La Plaza: A Center of Injustice and Transformation in Los Angeles
March 3–July 16, 2023
In celebration of the tenth anniversary of the Museum of Social Justice’s inaugural exhibition, Angels on the Plaza, this survey exhibition explores La Plaza de Los Ángeles, the birthplace of the city, as a center of injustice and transformation. From its beginning, La Plaza has been a hub of diversity, strife, and social and political change. It has been a place of contradiction. It has been a place where American Indians; African, Mexican, and Spanish settlers; Chinese and Italian immigrants; and Anglo-Americans lived and worked among one another.
This diversity often led to discord and unity at La Plaza.
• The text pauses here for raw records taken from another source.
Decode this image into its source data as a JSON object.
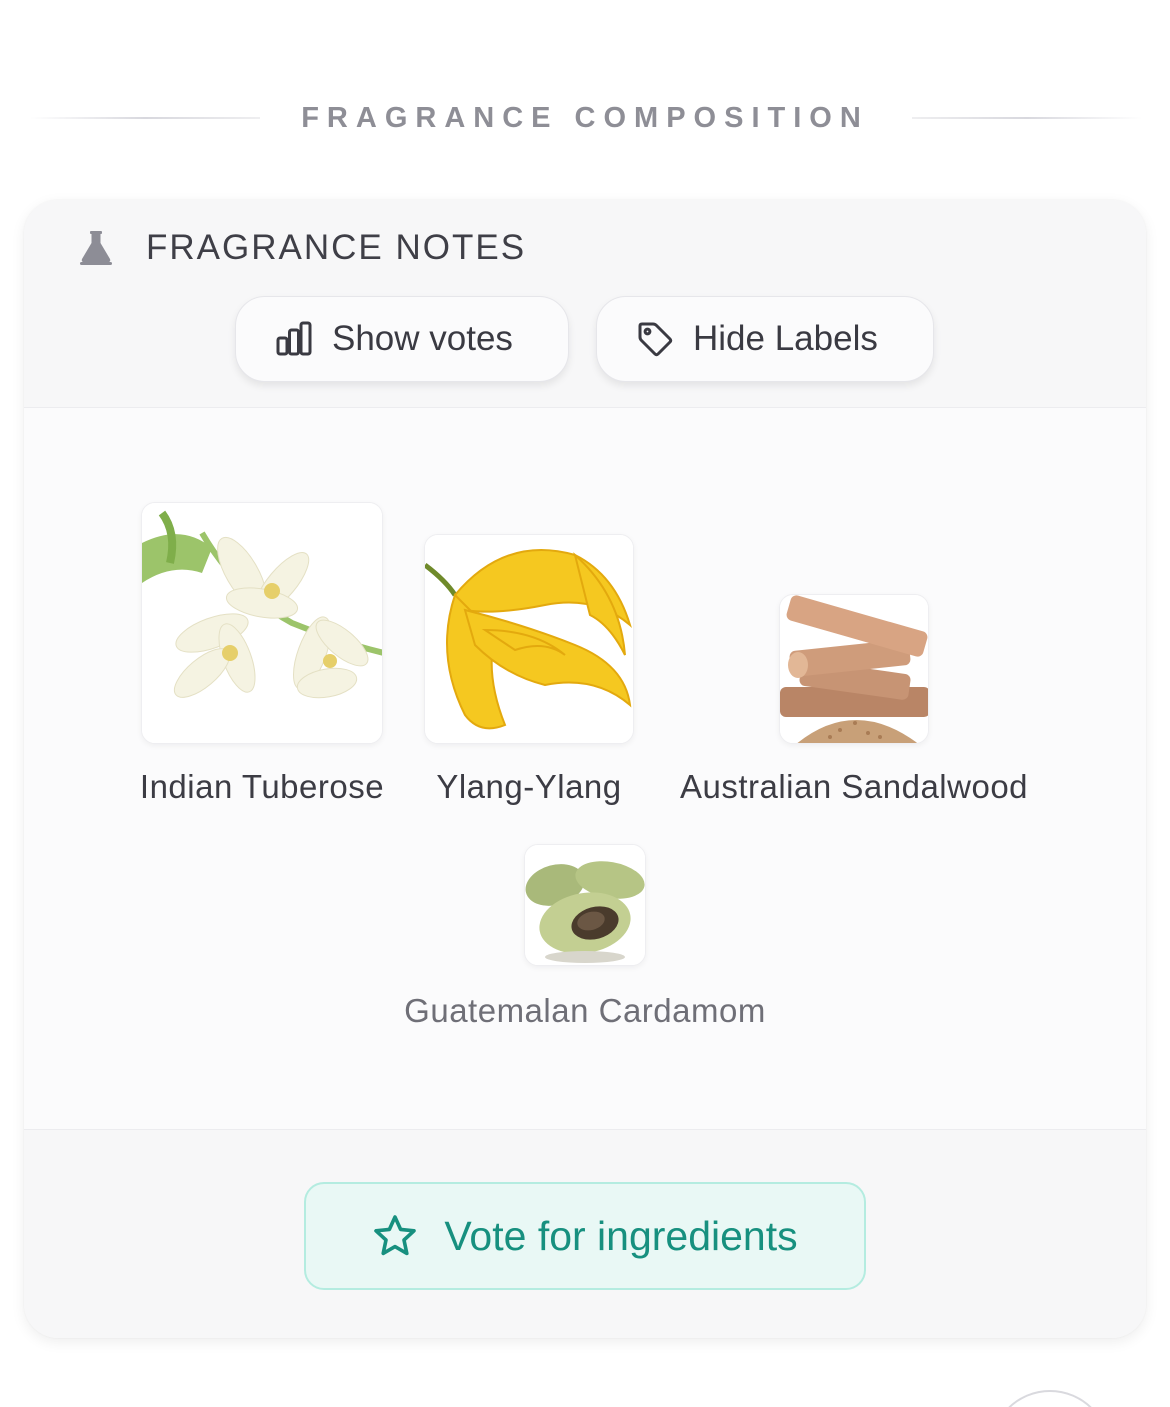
{
  "section": {
    "title": "FRAGRANCE COMPOSITION"
  },
  "card": {
    "title": "FRAGRANCE NOTES",
    "icon": "flask-icon",
    "buttons": {
      "show_votes": "Show votes",
      "hide_labels": "Hide Labels"
    },
    "notes": [
      {
        "name": "Indian Tuberose",
        "image": "tuberose-flower-image"
      },
      {
        "name": "Ylang-Ylang",
        "image": "ylang-ylang-flower-image"
      },
      {
        "name": "Australian Sandalwood",
        "image": "sandalwood-image"
      },
      {
        "name": "Guatemalan Cardamom",
        "image": "cardamom-image"
      }
    ],
    "vote_button": "Vote for ingredients"
  },
  "colors": {
    "accent": "#17907f",
    "accent_bg": "#e9f8f5",
    "accent_border": "#b4ece0",
    "title_gray": "#8e8e96"
  }
}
It was a place of injustices where racism led to the deportation of Mexican residents, the massacre of Chinese residents, auctions of American Indians, and heavy police surveillance of marginalized people and activists. Yet, it was also a place of transformation, where the city’s free speech area and first integrated drinking fountain were located. Immigrants could access extensive social services through La Plaza United Methodist Church and La Plaza Community Center. Worker unions formed here; civil and labor rights campaigns were fought here; and both exiled and native revolutionaries sought social and political change through art, writing, and demonstrations here. Throughout its history, La Plaza has been a place of protest, a place to fight against the city’sinequalities and seek justice for all its residents. Two centuries later, this legacy continues, as Angelenos fight for change among La Plaza’s historical sites and outside the shops and restaurants of Olvera Street, accompanied by the music and dance of the city’s residents.
This project was made possible through the support of and with contributions by the Museum of Social Justice, La Plaza de Cultura y Artes, El Pueblo de Los Angeles Historical Monument, and the Italian American Museum of Los Angeles.